The reinstatement will allow Garrett to return to the team and participate in pre-season workouts that begin in April.
Garrett's suspension is the longest for a single behavior in league history. Garrett has been remorseful since the incident and Monday he met with Commissioner Roger Goodell and league officials in NY.
The incident came at the end of the Browns' 21-7 home victory over the Steelers, following a scrum on the ground during which Rudolph appeared to get a hand on Garrett's helmet and kick him in the groin. "We look forward to having his strong positive presence back as a teammate, player and person in our community".
The 24-year-old's offense - "removing the helmet of an opponent and using the helmet as a weapon", per National Football League rules - was unsettling even for a sport in which violence is a mainstay.
The ensuing melee led to fines of $250,000 for each club and suspensions of two games for Steelers center Maurkice Pouncey and one game to Browns defensive tackle Larry Ogunjobi. Rudolph tried to pull off Garrett's helmet but couldn't.

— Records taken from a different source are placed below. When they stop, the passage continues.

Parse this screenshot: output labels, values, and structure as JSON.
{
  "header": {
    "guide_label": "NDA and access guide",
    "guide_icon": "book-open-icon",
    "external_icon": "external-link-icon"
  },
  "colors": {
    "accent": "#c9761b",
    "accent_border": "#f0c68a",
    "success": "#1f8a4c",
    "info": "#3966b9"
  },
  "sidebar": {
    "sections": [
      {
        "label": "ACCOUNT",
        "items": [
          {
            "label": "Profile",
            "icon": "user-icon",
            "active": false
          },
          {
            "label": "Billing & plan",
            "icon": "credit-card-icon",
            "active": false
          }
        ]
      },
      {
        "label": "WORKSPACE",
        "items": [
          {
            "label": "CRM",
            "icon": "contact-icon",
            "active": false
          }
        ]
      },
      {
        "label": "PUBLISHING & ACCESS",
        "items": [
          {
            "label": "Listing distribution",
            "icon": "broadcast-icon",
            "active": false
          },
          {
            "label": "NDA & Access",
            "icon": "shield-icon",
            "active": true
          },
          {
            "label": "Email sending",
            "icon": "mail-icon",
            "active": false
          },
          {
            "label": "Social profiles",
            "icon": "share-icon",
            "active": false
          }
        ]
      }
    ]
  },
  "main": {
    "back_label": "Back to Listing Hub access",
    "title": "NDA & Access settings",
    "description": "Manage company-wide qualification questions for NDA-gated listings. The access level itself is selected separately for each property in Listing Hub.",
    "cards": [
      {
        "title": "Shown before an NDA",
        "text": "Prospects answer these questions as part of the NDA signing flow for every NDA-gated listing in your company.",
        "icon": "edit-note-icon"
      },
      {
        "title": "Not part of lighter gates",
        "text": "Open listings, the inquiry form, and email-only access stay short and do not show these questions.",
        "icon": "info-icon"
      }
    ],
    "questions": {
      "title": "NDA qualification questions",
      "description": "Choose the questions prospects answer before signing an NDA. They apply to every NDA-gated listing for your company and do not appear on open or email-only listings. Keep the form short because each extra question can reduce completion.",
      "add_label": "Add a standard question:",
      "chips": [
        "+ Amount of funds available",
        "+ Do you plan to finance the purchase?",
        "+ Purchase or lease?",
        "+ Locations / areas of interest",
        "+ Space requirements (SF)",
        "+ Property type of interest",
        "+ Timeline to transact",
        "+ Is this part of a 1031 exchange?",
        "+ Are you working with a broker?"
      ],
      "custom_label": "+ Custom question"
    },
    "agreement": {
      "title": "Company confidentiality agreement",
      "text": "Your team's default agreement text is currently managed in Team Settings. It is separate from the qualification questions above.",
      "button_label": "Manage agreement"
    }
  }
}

Fines ranged from $3,507 for most of the players involved, to Rudolph's $50,000 - a stiffer penalty than the $35,096 that usually comes with a first offense for fighting.
Garrett, 23, had apologised for his "selfish and unacceptable" actions.